_ENTRIES SUPPLIED_.
[Start of Attachment]

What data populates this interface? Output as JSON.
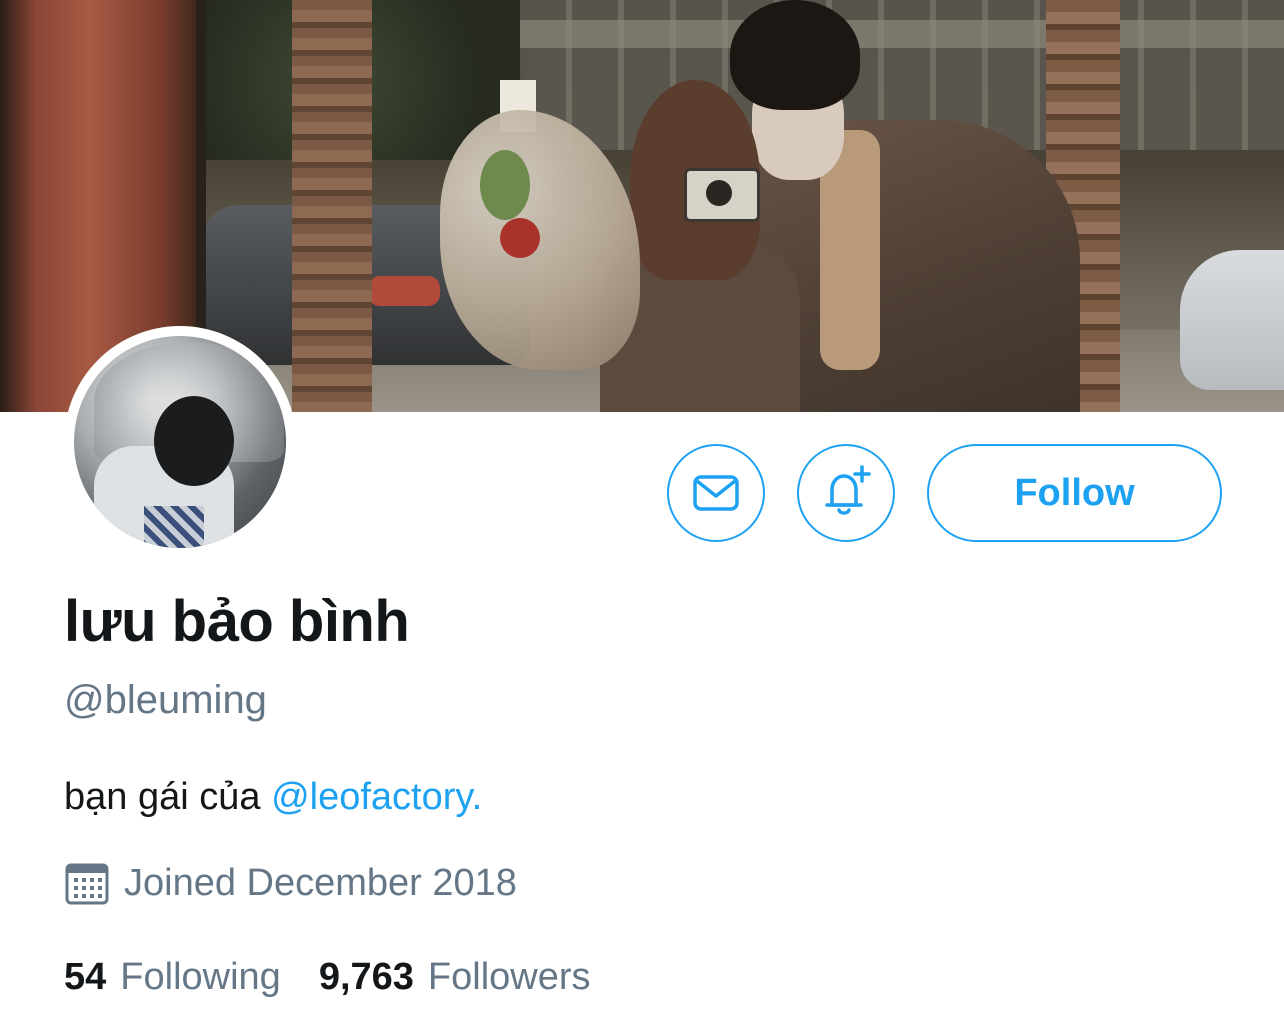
{
  "profile": {
    "display_name": "lưu bảo bình",
    "handle": "@bleuming",
    "bio_text": "bạn gái của ",
    "bio_mention": "@leofactory.",
    "joined": "Joined December 2018"
  },
  "actions": {
    "follow_label": "Follow",
    "message_icon": "mail-icon",
    "notify_icon": "bell-plus-icon"
  },
  "stats": {
    "following_count": "54",
    "following_label": "Following",
    "followers_count": "9,763",
    "followers_label": "Followers"
  },
  "colors": {
    "accent": "#1da1f2",
    "text_primary": "#14171a",
    "text_secondary": "#657786"
  }
}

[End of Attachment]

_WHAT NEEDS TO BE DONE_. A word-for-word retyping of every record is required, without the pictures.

_WRITTEN SOLUTION_.
What data populates this interface? Output as JSON.
{
  "profile": {
    "display_name": "lưu bảo bình",
    "handle": "@bleuming",
    "bio_text": "bạn gái của ",
    "bio_mention": "@leofactory.",
    "joined": "Joined December 2018"
  },
  "actions": {
    "follow_label": "Follow",
    "message_icon": "mail-icon",
    "notify_icon": "bell-plus-icon"
  },
  "stats": {
    "following_count": "54",
    "following_label": "Following",
    "followers_count": "9,763",
    "followers_label": "Followers"
  },
  "colors": {
    "accent": "#1da1f2",
    "text_primary": "#14171a",
    "text_secondary": "#657786"
  }
}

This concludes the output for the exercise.